:: Input material

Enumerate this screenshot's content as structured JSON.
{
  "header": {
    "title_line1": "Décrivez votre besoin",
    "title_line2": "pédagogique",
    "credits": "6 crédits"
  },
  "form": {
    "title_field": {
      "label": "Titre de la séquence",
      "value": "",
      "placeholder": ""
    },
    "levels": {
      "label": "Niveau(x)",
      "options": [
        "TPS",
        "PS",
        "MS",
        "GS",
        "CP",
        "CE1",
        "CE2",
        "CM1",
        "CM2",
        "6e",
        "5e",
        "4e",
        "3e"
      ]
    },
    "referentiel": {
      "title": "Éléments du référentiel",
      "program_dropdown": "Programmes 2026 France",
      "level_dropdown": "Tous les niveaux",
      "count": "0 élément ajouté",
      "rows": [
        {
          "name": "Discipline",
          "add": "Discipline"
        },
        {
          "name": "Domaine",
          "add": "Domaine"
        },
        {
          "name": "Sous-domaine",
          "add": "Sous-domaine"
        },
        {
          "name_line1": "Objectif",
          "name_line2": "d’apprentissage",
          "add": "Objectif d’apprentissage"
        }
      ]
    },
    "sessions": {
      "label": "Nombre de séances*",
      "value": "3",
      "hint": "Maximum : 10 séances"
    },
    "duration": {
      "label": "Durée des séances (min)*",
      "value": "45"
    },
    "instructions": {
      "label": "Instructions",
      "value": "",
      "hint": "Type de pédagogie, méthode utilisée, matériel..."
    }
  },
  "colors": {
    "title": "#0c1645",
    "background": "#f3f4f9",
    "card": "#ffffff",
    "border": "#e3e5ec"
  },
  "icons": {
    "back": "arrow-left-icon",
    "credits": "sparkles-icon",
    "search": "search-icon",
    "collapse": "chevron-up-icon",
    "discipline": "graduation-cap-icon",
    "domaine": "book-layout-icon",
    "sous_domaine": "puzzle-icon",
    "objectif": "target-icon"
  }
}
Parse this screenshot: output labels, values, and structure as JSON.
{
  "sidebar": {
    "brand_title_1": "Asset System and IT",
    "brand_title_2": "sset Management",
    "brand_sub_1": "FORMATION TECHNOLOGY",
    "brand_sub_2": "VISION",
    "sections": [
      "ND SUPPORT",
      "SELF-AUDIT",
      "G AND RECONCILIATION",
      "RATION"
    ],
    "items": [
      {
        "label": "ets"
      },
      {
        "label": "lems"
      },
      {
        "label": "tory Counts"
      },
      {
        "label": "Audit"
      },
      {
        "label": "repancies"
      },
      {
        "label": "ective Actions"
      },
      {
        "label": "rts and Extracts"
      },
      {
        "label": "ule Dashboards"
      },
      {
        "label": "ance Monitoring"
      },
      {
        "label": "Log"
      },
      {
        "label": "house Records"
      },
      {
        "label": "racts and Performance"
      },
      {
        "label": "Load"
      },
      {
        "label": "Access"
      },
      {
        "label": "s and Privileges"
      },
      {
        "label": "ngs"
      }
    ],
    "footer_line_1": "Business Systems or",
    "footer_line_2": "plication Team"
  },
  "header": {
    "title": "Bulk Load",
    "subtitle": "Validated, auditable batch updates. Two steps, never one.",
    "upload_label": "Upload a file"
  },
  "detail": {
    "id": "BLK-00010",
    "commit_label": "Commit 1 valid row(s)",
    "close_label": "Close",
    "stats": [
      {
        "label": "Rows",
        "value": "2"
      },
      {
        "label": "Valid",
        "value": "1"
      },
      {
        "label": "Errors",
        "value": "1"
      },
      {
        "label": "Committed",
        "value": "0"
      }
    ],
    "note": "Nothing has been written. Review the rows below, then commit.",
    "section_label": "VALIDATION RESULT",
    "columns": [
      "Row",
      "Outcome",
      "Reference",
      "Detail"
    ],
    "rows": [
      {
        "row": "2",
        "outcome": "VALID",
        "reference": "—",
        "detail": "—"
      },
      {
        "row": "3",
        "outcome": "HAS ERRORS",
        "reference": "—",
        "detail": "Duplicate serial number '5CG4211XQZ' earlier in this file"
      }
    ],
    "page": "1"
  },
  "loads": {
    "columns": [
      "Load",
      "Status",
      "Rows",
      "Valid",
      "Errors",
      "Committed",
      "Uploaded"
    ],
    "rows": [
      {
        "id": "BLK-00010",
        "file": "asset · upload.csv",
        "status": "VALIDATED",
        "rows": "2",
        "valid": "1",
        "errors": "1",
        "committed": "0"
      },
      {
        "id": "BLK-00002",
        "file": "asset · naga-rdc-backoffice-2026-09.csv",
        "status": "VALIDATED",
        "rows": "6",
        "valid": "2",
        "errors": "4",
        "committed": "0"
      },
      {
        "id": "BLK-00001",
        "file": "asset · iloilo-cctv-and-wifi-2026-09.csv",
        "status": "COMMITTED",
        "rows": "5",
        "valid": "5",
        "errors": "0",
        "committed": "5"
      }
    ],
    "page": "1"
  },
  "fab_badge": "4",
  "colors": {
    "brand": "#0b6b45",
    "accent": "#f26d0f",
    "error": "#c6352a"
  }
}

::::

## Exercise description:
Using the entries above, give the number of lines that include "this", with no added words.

## Reply:
3